Is Android a Linux Distribution?
Although the platform built on top of the Linux kernel, according to Google Engineer Patrick Brady, it is not a Linux distribution. It does not support the X-windowing system nor does it use the standard Linux libraries including the Gnu C Library. In fact, the C language is not even officially supported.
Even though Google denies that they are creating a Linux distribution, many people in the tech world refuse to believe it (see articles here and here). Instead they believe that Google is stealthily setting the stage to bring Linux into the mainstream and take on Microsoft.
What will Android do for Linux?
Whether or not Android is a Linux distribution, it will still bring attention to the Linux operating system. Very few people in the mainstream understand that there is a difference between the Linux kernel and a Linux distribution. Android will be a Linux “flavor" whether it wants to be or not.
When Android was only able to run on mobile phones, this was not too big of a deal. People are used to having different apps for the iPhone than there are for the Blackberry. Not being able to use an app designed for a LiMo based phone on an Android based phone is not an issue.
However, now that Android is being ported to Netbooks, the fact that it does not natively support applications designed for Linux may be a bit confusing at first. Fortunately, the operating system is completely open source. There are already suggestions for the creation of an Android application that allows for the use of a sandboxed Linux environment in order to run native Linux applications.

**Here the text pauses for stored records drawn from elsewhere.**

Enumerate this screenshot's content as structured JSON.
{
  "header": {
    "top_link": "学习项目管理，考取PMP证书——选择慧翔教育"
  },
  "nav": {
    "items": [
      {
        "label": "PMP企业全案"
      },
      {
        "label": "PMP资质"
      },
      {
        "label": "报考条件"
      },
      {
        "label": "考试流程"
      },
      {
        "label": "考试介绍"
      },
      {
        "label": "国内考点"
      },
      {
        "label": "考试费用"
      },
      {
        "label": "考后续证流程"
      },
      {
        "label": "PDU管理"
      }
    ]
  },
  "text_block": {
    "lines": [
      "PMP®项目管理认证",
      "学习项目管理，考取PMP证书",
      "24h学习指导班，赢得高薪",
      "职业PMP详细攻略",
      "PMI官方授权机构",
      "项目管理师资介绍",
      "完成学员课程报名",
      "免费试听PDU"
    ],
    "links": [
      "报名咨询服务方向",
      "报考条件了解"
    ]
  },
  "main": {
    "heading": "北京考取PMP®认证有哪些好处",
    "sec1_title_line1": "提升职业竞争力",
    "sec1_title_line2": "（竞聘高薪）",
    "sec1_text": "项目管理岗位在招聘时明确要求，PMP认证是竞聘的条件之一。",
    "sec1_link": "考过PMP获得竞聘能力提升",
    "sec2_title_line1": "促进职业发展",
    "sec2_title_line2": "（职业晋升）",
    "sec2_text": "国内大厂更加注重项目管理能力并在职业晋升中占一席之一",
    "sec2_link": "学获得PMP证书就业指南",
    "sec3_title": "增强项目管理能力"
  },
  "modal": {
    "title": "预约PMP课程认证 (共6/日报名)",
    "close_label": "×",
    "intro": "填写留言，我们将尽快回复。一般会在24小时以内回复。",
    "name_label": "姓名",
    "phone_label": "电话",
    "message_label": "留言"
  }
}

The fact that Google and the OHA used the Linux kernel for its operating system is mutually beneficial for both Linux and Android. Linux is a powerful and stable kernel on which to build an operating system. And, of course, being open source means millions of eyes on the code, creating a better product. However, the mainstream consumer probably won’t care about that. Instead, they will take notice because it is backed by Google. Linux may have finally gotten the push it needs to take on Microsoft.